Market and Trade Policy for Staple Foods in Eastern and Southern Africa
Edited by Alexander Sarris and Jamie Morrison
Chapter 5: Liberalizing Trade Under Structural Constraints in Developing Countries: A General Equilibrium Analysis of Tanzania
Piero Conforti and Alexander Sarris1 INTRODUCTION 1 The purpose of this chapter is to explore trade liberalization in the context of structural features that are endemic in low-income agriculturedependent economies. In most developing countries, major policy changes such as trade liberalization take place against a background characterized by significant structural constraints, which affect the functioning of markets and their degree of completeness and competitiveness. Common characteristics of such contexts are backward technologies and poor infrastructural endowments, contributing to significant market weaknesses. Where subsistence farming is widespread, a significant portion of households’ consumption flows directly from production into self-consumption, bypassing specialized processing and distribution systems. Food processing and marketing usually show high transaction costs arising from poor infrastructures, such as inadequate physical transport facilities, and by institutional and physical gaps in the organization of activities. The structural features of major concern in this chapter are the large marketing margins for agricultural products and the functioning of labour markets. The extent to which the labour market is characterized by rigidities – such as those limiting changes in wages and/or in employment – can shape the social implications of a policy change, in terms of welfare of the different social groups in the country. Trade liberalization is a particularly sensitive policy issue, and it has been shown analytically that its potential impacts are deeply affected by assumptions concerning the structure of the labour market (Ackerman, 2005; Taylor and von Arnim, 2006). Most analyses of global and national trade liberalization, including those pertaining to agriculture, have...
You are not authenticated to view the full text of this chapter or article.
Elgaronline requires a subscription or purchase to access the full text of books or journals. Please login through your library system or with your personal username and password on the homepage.
Non-subscribers can freely search the site, view abstracts/ extracts and download selected front matter and introductory chapters for personal use.

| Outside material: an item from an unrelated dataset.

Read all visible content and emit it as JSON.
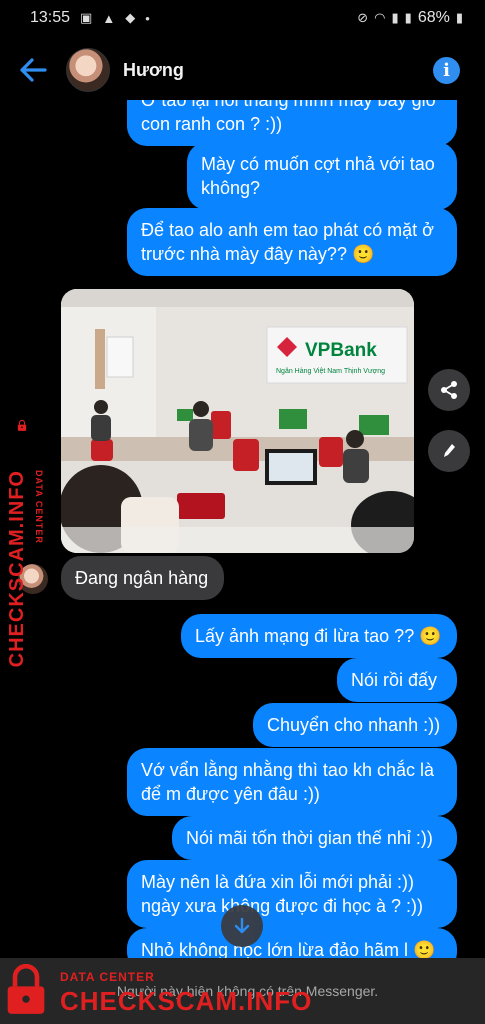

Your library may not have purchased all subject areas. If you are authenticated and think you should have access to this title, please contact your librarian.